Moreover, computer modeling had made considerable progress over these past years whereby virtual simulations can predict just how a particular formula would interact with living organism tissues without putting them through physical experimentation methods sensitizing us more into welcoming cruelty-free products.
As socially responsible companies continue being at war against all forms of potential impairments concerning creative value systems enhancing both consumer welfare together with environmental preservation pertinent implementation procedures shall emerge hence protect and uphold stakeholder rights remarkably aligning corporate governance frameworks inclusively across different strata touching humanity net worthily if managed astutely alongside patience plus compromise arising from countless studies aiming towards efficiency what we believe haven’t even scratched one-tenth yet exceeding goals beyond explicit predictions actuating realistic measures efficiently bettering our livelihoods creating win-win propositions benefiting economies globally succinctly narrated among improved standards certifying zero tolerance towards irrational mind-sets precisely why policymakers should develop mechanisms directing models fostering minimal interference systematically.
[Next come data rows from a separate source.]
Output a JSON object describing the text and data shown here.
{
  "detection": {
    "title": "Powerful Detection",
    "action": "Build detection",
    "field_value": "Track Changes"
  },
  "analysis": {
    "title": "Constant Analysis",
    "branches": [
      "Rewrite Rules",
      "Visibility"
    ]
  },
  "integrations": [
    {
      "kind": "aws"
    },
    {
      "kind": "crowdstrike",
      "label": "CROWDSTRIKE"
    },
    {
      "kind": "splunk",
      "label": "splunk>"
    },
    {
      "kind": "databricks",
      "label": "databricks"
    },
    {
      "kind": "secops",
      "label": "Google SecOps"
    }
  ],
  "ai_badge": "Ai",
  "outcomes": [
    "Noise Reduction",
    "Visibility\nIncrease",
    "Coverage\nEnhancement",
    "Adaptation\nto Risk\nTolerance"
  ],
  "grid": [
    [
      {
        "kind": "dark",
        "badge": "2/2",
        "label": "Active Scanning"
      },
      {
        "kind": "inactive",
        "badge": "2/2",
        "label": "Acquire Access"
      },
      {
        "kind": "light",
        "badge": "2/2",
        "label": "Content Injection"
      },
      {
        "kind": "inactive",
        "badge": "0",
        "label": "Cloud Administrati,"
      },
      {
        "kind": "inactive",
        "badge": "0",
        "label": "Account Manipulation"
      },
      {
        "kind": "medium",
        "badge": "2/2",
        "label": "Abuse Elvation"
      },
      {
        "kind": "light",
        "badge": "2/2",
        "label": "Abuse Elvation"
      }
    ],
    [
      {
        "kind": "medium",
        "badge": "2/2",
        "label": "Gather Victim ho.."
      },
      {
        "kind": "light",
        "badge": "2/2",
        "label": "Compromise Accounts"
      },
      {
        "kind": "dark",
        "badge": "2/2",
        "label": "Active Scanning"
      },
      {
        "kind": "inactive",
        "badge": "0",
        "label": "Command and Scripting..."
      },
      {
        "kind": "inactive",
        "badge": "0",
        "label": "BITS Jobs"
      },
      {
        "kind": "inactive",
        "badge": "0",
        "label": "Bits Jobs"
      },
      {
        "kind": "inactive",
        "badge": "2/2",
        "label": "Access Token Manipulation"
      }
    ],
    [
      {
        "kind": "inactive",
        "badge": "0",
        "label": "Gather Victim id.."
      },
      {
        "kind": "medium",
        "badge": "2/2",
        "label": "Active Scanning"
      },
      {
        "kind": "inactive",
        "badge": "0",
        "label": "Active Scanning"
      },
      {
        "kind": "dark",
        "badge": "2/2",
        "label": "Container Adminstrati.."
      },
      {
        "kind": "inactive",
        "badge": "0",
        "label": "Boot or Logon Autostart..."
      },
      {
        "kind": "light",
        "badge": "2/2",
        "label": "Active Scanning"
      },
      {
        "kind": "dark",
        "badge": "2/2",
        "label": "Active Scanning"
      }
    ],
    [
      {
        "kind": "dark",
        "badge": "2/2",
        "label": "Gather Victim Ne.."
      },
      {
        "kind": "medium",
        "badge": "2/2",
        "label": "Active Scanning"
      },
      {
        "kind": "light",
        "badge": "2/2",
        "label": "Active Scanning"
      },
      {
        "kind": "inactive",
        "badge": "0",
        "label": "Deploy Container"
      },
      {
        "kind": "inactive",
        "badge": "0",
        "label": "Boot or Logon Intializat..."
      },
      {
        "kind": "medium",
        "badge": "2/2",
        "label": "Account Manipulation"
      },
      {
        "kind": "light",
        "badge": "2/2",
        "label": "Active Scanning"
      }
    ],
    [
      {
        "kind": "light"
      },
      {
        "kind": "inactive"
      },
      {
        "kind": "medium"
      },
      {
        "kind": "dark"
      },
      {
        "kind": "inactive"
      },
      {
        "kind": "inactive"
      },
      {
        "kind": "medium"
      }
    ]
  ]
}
In conclusion, the future of animal testing in cosmetics is undergoing changes and developments that aim to create cruelty-free products with no compromise on product safety. With a turn towards ethical practices in line with consumer welfare demands positioned within value-based quality assumptions enshrined around societal views likely consistently garnishing competitive global recognition while affecting positively corporate responsibility toward environmentally conscientious clear-cut governance protocols substantiated diagnostically reconciling various stakeholders comprehensively if aligned correctly emblazoning vivacious systems stratified alongside multifaceted mechanisms expounding error-free decisions corroborated among consensus without any form of doubt relating to constructive growth globally currently under progressive measures stimulating industry wide transformation aimed at promoting coexistence between humans and animals for a better tomorrow.
Table with useful data:
|Country/Region||Status of Ban on Animal Testing for Cosmetics|
|European Union||Ban on all animal testing for cosmetics|
|India||Ban on import of animal-tested cosmetics|
|Israel||Ban on all animal testing for cosmetics|
|New Zealand||Ban on animal testing for cosmetics within the country|
|Norway||Ban on animal testing for cosmetics within the country|
Information from an expert
As an expert in the field, I can confidently say that animal testing for cosmetics is unnecessary and cruel. There are numerous alternative methods available such as cell culture tests, skin organoids but to name a few that provide accurate results without causing harm to animals. These animals endure painful procedures, suffer from stress and anxiety while being confined in tiny cages. The use of non-animal testing alternatives not only protects our furry counterparts but also reduces costs and time associated with conducting these experiments making it both ethical and economical. It’s high time we switch to humane options instead of exploiting innocent lives in the name of beauty products!
Historical fact: The first recorded instance of animal testing for cosmetics dates back to the 1940s, when rabbits and guinea pigs were subject to skin irritancy tests in order to assess the safety of cosmetic ingredients.